The fact that the American Experiment appears, for the moment and thanks to a great deal of luck, to have survived the (first) Trump presidency is great. The fact that that presidency occurred should be discussed by those who think our system is brilliantly designed. It ain’t.

Thomas Edsall
New York Times
Thomas Edsall
If you are open to thinking about ideas for improving our system, I highly recommend the most recent weekly column by the great Thomas Edsall of the New York Times op-ed page, who (as he often does) mined the wisdom of serious scholars and experts to discuss ideas for making our system better.

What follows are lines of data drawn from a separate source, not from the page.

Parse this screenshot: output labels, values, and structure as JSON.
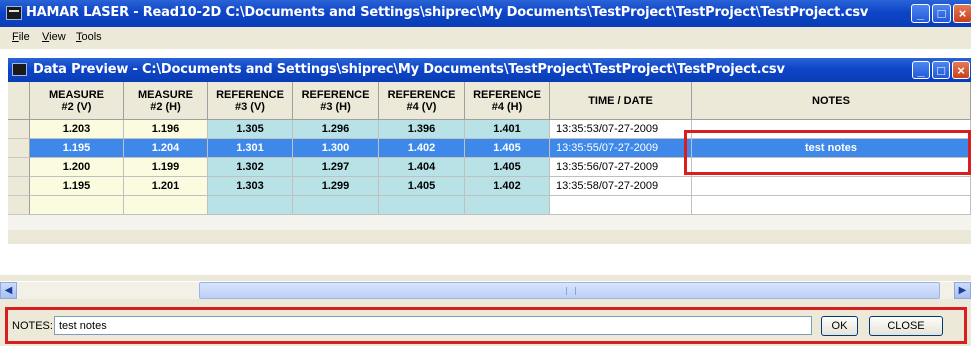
{
  "window": {
    "title": "HAMAR LASER - Read10-2D C:\\Documents and Settings\\shiprec\\My Documents\\TestProject\\TestProject\\TestProject.csv"
  },
  "menu": [
    {
      "label": "File",
      "accel": "F",
      "rest": "ile"
    },
    {
      "label": "View",
      "accel": "V",
      "rest": "iew"
    },
    {
      "label": "Tools",
      "accel": "T",
      "rest": "ools"
    }
  ],
  "child_window": {
    "title": "Data Preview - C:\\Documents and Settings\\shiprec\\My Documents\\TestProject\\TestProject\\TestProject.csv"
  },
  "table": {
    "columns": [
      {
        "line1": "MEASURE",
        "line2": "#2 (V)"
      },
      {
        "line1": "MEASURE",
        "line2": "#2 (H)"
      },
      {
        "line1": "REFERENCE",
        "line2": "#3 (V)"
      },
      {
        "line1": "REFERENCE",
        "line2": "#3 (H)"
      },
      {
        "line1": "REFERENCE",
        "line2": "#4 (V)"
      },
      {
        "line1": "REFERENCE",
        "line2": "#4 (H)"
      },
      {
        "line1": "TIME / DATE",
        "line2": ""
      },
      {
        "line1": "NOTES",
        "line2": ""
      }
    ],
    "rows": [
      [
        "1.203",
        "1.196",
        "1.305",
        "1.296",
        "1.396",
        "1.401",
        "13:35:53/07-27-2009",
        ""
      ],
      [
        "1.195",
        "1.204",
        "1.301",
        "1.300",
        "1.402",
        "1.405",
        "13:35:55/07-27-2009",
        "test notes"
      ],
      [
        "1.200",
        "1.199",
        "1.302",
        "1.297",
        "1.404",
        "1.405",
        "13:35:56/07-27-2009",
        ""
      ],
      [
        "1.195",
        "1.201",
        "1.303",
        "1.299",
        "1.405",
        "1.402",
        "13:35:58/07-27-2009",
        ""
      ],
      [
        "",
        "",
        "",
        "",
        "",
        "",
        "",
        ""
      ]
    ],
    "selected_row": 1,
    "colors": {
      "measure_bg": "#fbfbe0",
      "reference_bg": "#b8e2e6",
      "selected_bg": "#3d88e8",
      "highlight": "#d81e1e"
    }
  },
  "scrollbar": {
    "left_icon": "arrow-left-icon",
    "right_icon": "arrow-right-icon"
  },
  "notes_panel": {
    "label": "NOTES:",
    "value": "test notes",
    "ok_label": "OK",
    "close_label": "CLOSE"
  }
}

I’ll give you a taste of what Edsall learned from his sources, and then urge you to read the whole column, which cites Lee Drutman’s recent book, “The Two-Party Doom Loop: The Case for Multi-Party Democracy in America,” and Edsall’s email exchanges with Drutman and others. Drutman believes (and I agree) that if the grip of the two-party duopoly could be broken … “the MAGA wing would be cut loose from the rest of the G.O.P. coalition and left to operate on its own. It’s certainly conceivable that there could be even a few more Marjorie Taylor Greenes and Lauren Boeberts elected, but proportional representation (PR) would also mean more Adam Kinzingers (a House Republican who is a critic of Trump) and Romney-type Republicans elected as well.”

With the help of Drutman and other scholars and experts, Edsall explores some of the features of our system that virtually guarantee complete domination by two big parties, and the consequences of that fact.

Obviously, there are other ways to do democracy, and this would be a fine moment to think about some of the advantages of some of those ways.

The full (and great) Edsall column is here.